Kathryn Nawrockyi, Director Opportunity Now discusses the fundamental attitude change needed in sport. 

The World Cup will kick off in just a few hours, but it’s been a game of two halves for women in sport recently – from Andy Murray appointing Amelie Mauresmo as his new coach, to the Richard Scudamore sexist email scandal. With Sports Minister Helen Grant’s announcement that funding could be cut for English football, cricket and rugby’s governing bodies unless they appoint more women, it’s become an increasingly pressing issue.

I recently attended the Women’s Sport Trust’s #BeAGameChanger event, which brought together sports professionals, business leaders and the media, challenging the audience to raise the profile of female role models, dramatically increase media coverage and change the funding landscape of women's sport for good. Currently women’s sport receives just 0.4% of commercial investment, and 7% of media coverage. With one hiding behind the other to justify why those numbers are not higher, it will take true game changers to shift the status quo.

It occurred to me that not only can business influence the sporting world through responsible investment and sponsorship, but that there is also much that sport can learn from business about how to accelerate change for women. 

For starters, sport needs to fix the leaks in the talent pipeline. UEFA recently launched a women’s leadership programme, but other high-profile women in football have spoken out about the need for more efforts in this area, including mentoring. It’s a start, but it’s not enough. Our annual benchmarking report highlights the most effective actions taken by employers to attract and retain female talent, ranging from instructing recruiters to provide diverse candidate slates, to training all employees in how to recognise and manage their unconscious bias, particularly when making hiring and promotion decisions.

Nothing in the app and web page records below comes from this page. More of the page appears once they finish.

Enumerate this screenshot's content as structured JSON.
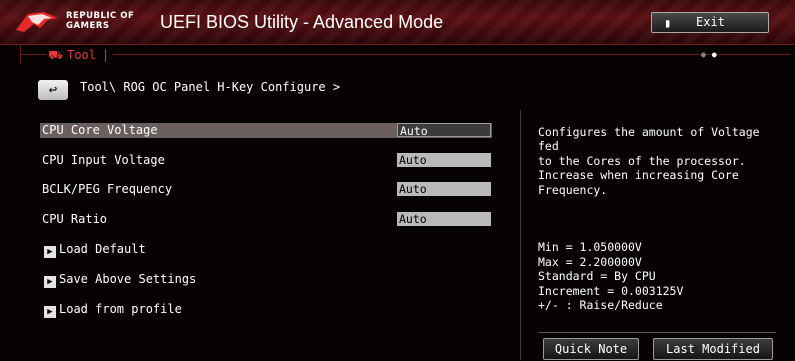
{
  "header": {
    "brand_line1": "REPUBLIC OF",
    "brand_line2": "GAMERS",
    "title": "UEFI BIOS Utility - Advanced Mode",
    "exit_label": "Exit"
  },
  "tab": {
    "label": "Tool",
    "icon": "toolbox-icon"
  },
  "breadcrumb": "Tool\\ ROG OC Panel H-Key Configure >",
  "settings": [
    {
      "label": "CPU Core Voltage",
      "value": "Auto",
      "selected": true
    },
    {
      "label": "CPU Input Voltage",
      "value": "Auto",
      "selected": false
    },
    {
      "label": "BCLK/PEG Frequency",
      "value": "Auto",
      "selected": false
    },
    {
      "label": "CPU Ratio",
      "value": "Auto",
      "selected": false
    }
  ],
  "links": [
    {
      "label": "Load Default"
    },
    {
      "label": "Save Above Settings"
    },
    {
      "label": "Load from profile"
    }
  ],
  "help": {
    "description": "Configures the amount of Voltage fed\nto the Cores of the processor.\nIncrease when increasing Core\nFrequency.",
    "details": "Min = 1.050000V\nMax = 2.200000V\nStandard = By CPU\nIncrement = 0.003125V\n+/- : Raise/Reduce"
  },
  "footer": {
    "quick_note": "Quick Note",
    "last_modified": "Last Modified"
  },
  "colors": {
    "accent": "#e23a3a",
    "header": "#5a1014",
    "selected_row": "#6b5e5e"
  }
}
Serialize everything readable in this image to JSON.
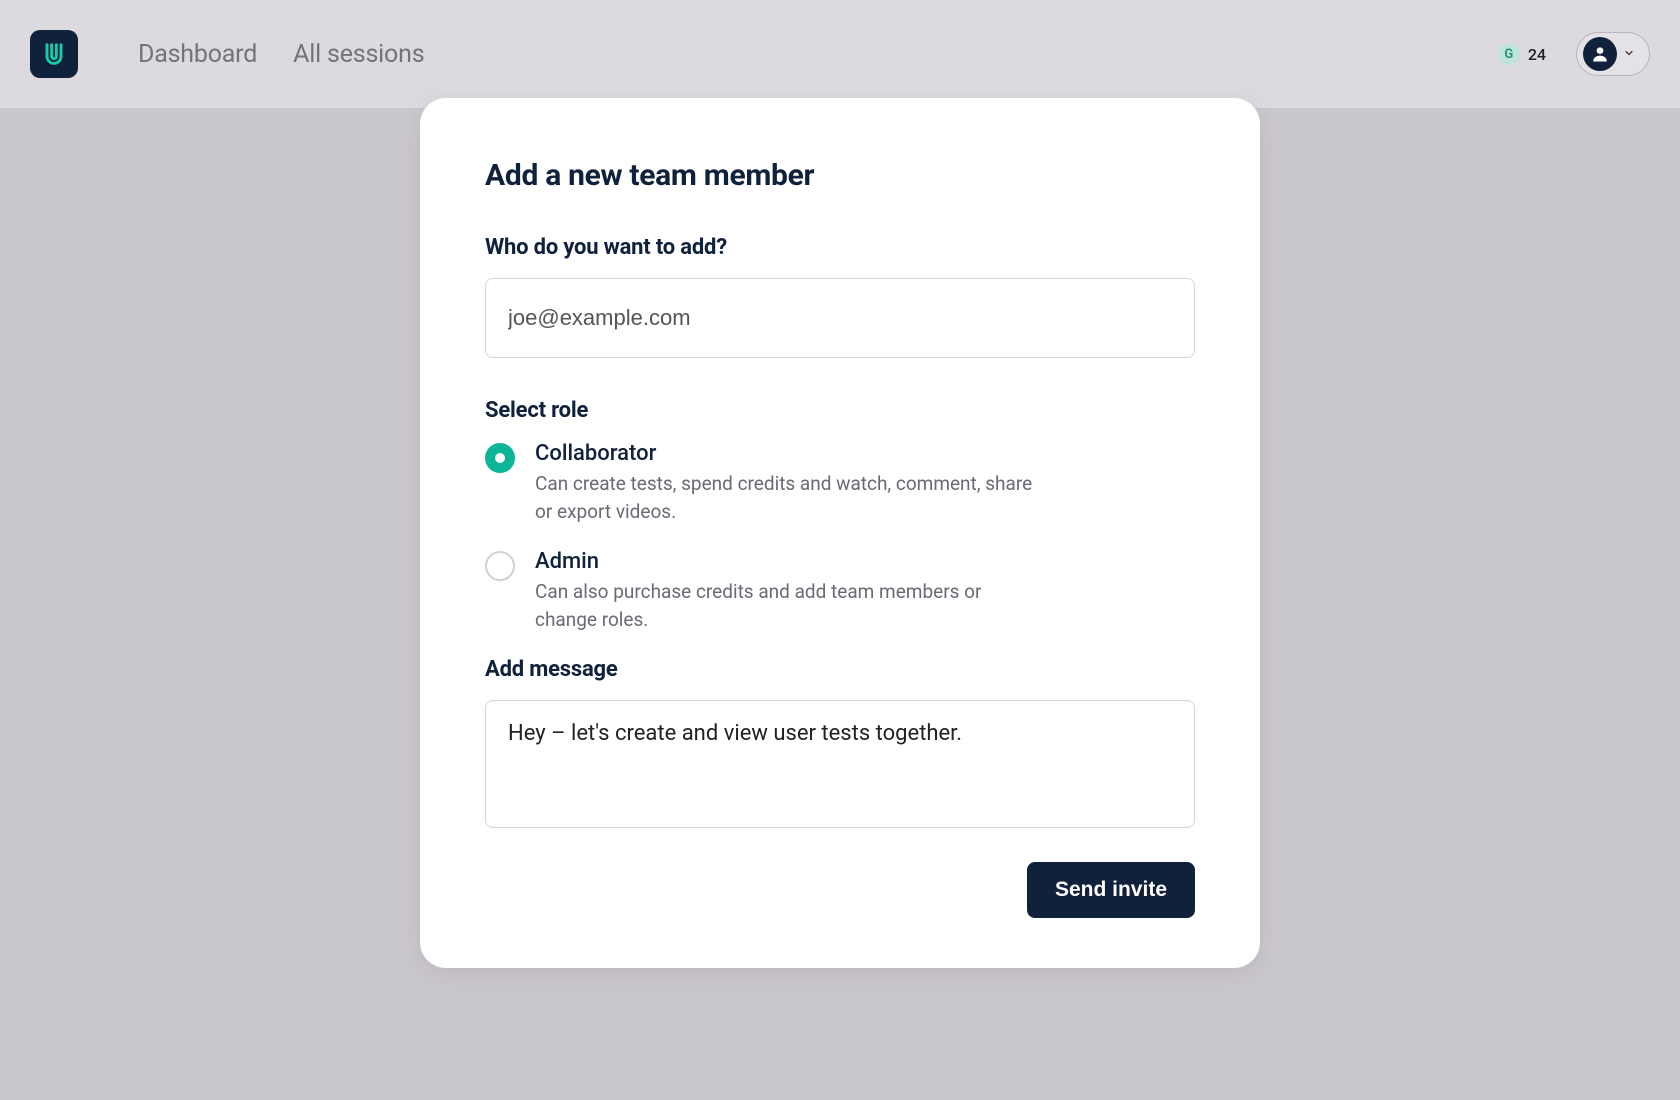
{
  "header": {
    "nav": {
      "dashboard": "Dashboard",
      "all_sessions": "All sessions"
    },
    "credits": {
      "count": "24",
      "glyph": "G"
    }
  },
  "modal": {
    "title": "Add a new team member",
    "who_label": "Who do you want to add?",
    "email_placeholder": "joe@example.com",
    "role_label": "Select role",
    "roles": [
      {
        "title": "Collaborator",
        "desc": "Can create tests, spend credits and watch, comment, share or export videos.",
        "selected": true
      },
      {
        "title": "Admin",
        "desc": "Can also purchase credits and add team members or change roles.",
        "selected": false
      }
    ],
    "message_label": "Add message",
    "message_value": "Hey – let's create and view user tests together.",
    "send_label": "Send invite"
  }
}
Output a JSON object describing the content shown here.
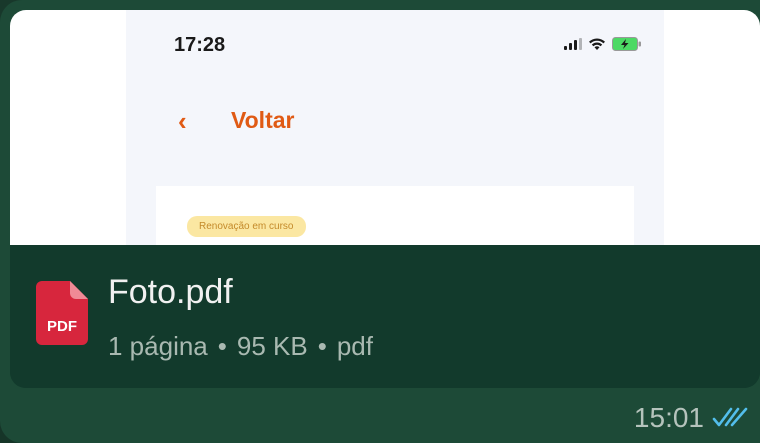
{
  "preview": {
    "status_time": "17:28",
    "back_label": "Voltar",
    "badge": "Renovação em curso"
  },
  "file": {
    "icon_label": "PDF",
    "name": "Foto.pdf",
    "pages": "1 página",
    "size": "95 KB",
    "type": "pdf",
    "separator": "•"
  },
  "message": {
    "time": "15:01",
    "status_icon": "double-check-icon"
  },
  "colors": {
    "accent_orange": "#e05a14",
    "pdf_red": "#d7263d",
    "read_ticks": "#53bdeb",
    "bubble_bg": "#123a2c"
  }
}
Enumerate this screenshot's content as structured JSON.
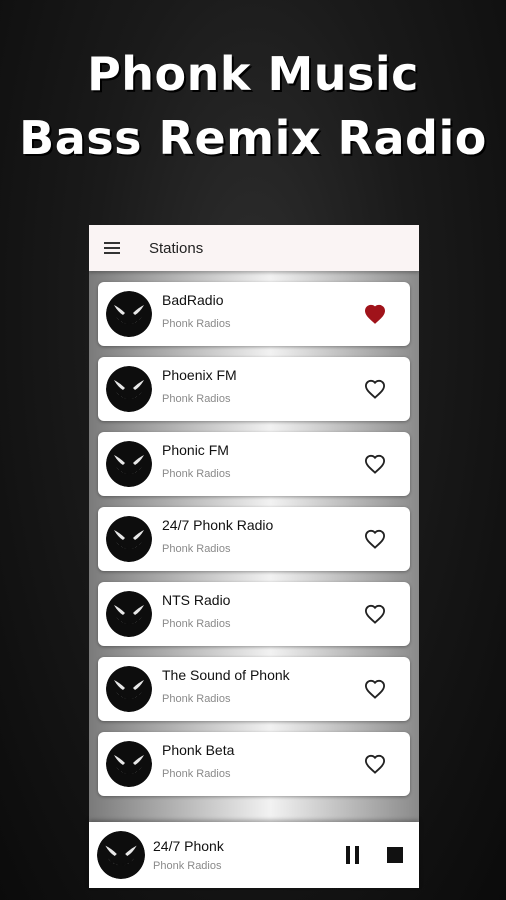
{
  "promo": {
    "line1": "Phonk Music",
    "line2": "Bass Remix Radio"
  },
  "app_bar": {
    "icon": "hamburger-menu-icon",
    "title": "Stations"
  },
  "stations": [
    {
      "name": "BadRadio",
      "genre": "Phonk Radios",
      "favorite": true
    },
    {
      "name": "Phoenix FM",
      "genre": "Phonk Radios",
      "favorite": false
    },
    {
      "name": "Phonic FM",
      "genre": "Phonk Radios",
      "favorite": false
    },
    {
      "name": "24/7 Phonk Radio",
      "genre": "Phonk Radios",
      "favorite": false
    },
    {
      "name": "NTS Radio",
      "genre": "Phonk Radios",
      "favorite": false
    },
    {
      "name": "The Sound of Phonk",
      "genre": "Phonk Radios",
      "favorite": false
    },
    {
      "name": "Phonk Beta",
      "genre": "Phonk Radios",
      "favorite": false
    }
  ],
  "player": {
    "title": "24/7 Phonk",
    "subtitle": "Phonk Radios",
    "pause_icon": "pause-icon",
    "stop_icon": "stop-icon"
  },
  "colors": {
    "favorite_active": "#a0131a",
    "app_bar": "#faf4f4"
  }
}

Opportunity Now’s Project 28-40 report also found that many women wanted their organisations to get the basics right, with proper support from their line managers – who in turn need support from senior staff about how to manage diverse teams – and through better performance management and career development. Our Inclusive Leadership research shows how organisations can create change in their leadership culture and help managers to recognise their team’s diverse needs and make the best use of their talents.

But the most fundamental thing that’s needed is to change attitudes to women in sport. A survey by Women in Football earlier this year found that two-thirds of women had witnessed sexism in the football workplace, with some being told they would ‘never work in the game again’ if they reported it. Project 28-40 found that there can often be a culture of fear around reporting bullying and harassment, which is why it’s vital for managers to make it simple and straightforward to report, as well as dealing with perpetrators. By reinforcing that this is not OK, we will hopefully see a change in attitudes that will help women progress further in the sector.

The group that can play the biggest role in driving these changes is the senior leaders in sport, who are overwhelmingly male. The problem, however, is perception; Project 28-40 found that men do not see the barriers to women’s progression that women do. Senior leaders must take the lead on making the attraction and retention of women a core priority – for example, make the executive team formally accountable for increasing female progression. This will signal that they are serious about this issue and that the organisation values all its people, making it a better place to work for everyone.

If we’re ever going to get to the point where it’s not unusual for a woman to be in charge in sport, then we need the people in the sector’s top jobs to take responsibility for addressing the situation. Because until it takes action to tackle this issue, the industry will just keep on scoring own goals.